San Francisco National Cemetery is a U.S. National Cemetery, located in the Presidio of San Francisco, California. Because of the name and location, it is frequently confused with Golden Gate National Cemetery, a few miles south of the city. About 1937, San Francisco residents voted to no longer build cemeteries within the city proper and, as a result, the site for a new national cemetery was selected south of the city limits. The cemetery is one of only three within San Francisco city limits (the others being the Columbarium of San Francisco and the historic graveyard next to Mission Dolores.)

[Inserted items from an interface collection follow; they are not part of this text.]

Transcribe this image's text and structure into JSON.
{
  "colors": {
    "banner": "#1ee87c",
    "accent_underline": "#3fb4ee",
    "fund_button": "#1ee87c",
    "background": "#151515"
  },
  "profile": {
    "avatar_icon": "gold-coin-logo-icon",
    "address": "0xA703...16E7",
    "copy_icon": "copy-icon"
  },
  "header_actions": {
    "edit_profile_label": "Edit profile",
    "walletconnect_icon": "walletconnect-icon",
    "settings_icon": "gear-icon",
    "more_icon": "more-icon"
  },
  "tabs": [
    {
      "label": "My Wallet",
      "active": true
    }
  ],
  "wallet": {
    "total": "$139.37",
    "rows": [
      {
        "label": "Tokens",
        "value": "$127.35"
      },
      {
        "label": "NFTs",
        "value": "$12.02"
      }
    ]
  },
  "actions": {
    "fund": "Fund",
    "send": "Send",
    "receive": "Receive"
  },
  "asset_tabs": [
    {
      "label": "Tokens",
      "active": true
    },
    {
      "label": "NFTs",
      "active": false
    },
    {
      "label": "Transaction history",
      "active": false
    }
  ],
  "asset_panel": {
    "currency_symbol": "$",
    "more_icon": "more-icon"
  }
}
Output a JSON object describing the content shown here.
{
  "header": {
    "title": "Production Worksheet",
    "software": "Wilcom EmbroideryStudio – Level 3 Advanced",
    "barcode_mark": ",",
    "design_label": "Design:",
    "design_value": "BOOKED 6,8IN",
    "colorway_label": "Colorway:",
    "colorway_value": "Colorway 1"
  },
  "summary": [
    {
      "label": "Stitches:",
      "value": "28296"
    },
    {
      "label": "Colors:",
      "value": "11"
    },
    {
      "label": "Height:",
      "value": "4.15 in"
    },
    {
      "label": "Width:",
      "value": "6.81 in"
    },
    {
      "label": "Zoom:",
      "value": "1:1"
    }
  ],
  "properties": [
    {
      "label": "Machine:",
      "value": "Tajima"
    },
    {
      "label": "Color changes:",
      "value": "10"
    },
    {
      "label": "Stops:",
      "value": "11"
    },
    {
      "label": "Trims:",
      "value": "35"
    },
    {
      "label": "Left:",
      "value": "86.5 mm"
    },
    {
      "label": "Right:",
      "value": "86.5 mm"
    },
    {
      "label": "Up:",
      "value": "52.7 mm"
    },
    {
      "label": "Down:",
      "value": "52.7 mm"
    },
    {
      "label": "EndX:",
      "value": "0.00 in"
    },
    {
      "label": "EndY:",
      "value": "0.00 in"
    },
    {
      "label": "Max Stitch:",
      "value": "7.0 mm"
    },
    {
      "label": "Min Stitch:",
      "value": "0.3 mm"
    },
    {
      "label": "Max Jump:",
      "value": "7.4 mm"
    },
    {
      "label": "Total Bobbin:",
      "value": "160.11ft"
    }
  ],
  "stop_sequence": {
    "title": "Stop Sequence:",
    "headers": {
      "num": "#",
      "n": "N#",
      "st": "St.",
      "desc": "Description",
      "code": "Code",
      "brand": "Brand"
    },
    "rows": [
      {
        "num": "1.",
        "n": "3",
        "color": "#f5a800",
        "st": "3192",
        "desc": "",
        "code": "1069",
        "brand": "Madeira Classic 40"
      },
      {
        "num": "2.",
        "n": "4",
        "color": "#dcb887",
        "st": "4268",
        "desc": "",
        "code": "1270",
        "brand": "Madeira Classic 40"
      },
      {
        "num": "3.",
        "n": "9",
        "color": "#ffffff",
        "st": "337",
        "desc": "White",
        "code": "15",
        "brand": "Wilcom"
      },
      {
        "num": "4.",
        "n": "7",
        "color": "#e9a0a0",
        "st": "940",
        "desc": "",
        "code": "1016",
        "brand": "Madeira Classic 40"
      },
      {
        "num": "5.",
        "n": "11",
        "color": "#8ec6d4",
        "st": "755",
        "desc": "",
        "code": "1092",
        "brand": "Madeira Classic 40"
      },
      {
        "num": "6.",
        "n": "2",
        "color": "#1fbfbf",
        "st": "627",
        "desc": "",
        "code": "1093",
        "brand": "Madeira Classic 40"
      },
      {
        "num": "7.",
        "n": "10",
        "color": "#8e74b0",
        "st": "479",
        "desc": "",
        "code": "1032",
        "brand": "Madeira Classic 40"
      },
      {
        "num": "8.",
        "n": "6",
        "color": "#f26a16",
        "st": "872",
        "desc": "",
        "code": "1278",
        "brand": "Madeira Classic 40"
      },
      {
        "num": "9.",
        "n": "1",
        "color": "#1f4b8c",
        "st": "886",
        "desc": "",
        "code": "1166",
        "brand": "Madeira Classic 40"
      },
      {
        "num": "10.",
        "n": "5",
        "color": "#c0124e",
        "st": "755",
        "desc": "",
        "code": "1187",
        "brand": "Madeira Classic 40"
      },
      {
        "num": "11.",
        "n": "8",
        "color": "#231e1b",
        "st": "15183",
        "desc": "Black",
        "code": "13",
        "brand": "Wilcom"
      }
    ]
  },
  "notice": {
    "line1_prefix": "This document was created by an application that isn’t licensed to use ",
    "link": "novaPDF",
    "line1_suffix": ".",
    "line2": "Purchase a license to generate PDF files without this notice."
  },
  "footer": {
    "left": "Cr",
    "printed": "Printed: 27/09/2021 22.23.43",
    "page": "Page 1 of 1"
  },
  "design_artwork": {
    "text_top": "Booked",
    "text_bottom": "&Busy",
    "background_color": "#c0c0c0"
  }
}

When Spain colonized what would become California, this area was selected as the site for a fort, or presidio, to defend San Francisco Bay. About 40 families traveled here from northern Mexico in 1776 and built the first settlement, a small quadrangle, only a few hundred feet west of what is now Funston Avenue. Mexico controlled the Presidio following 1821, but the fort became less important to the Mexican government. In 1835, most soldiers and their families moved north to Sonoma, leaving it nearly abandoned. During the Mexican-American War, U.S. troops occupied and repaired the damage to the fort.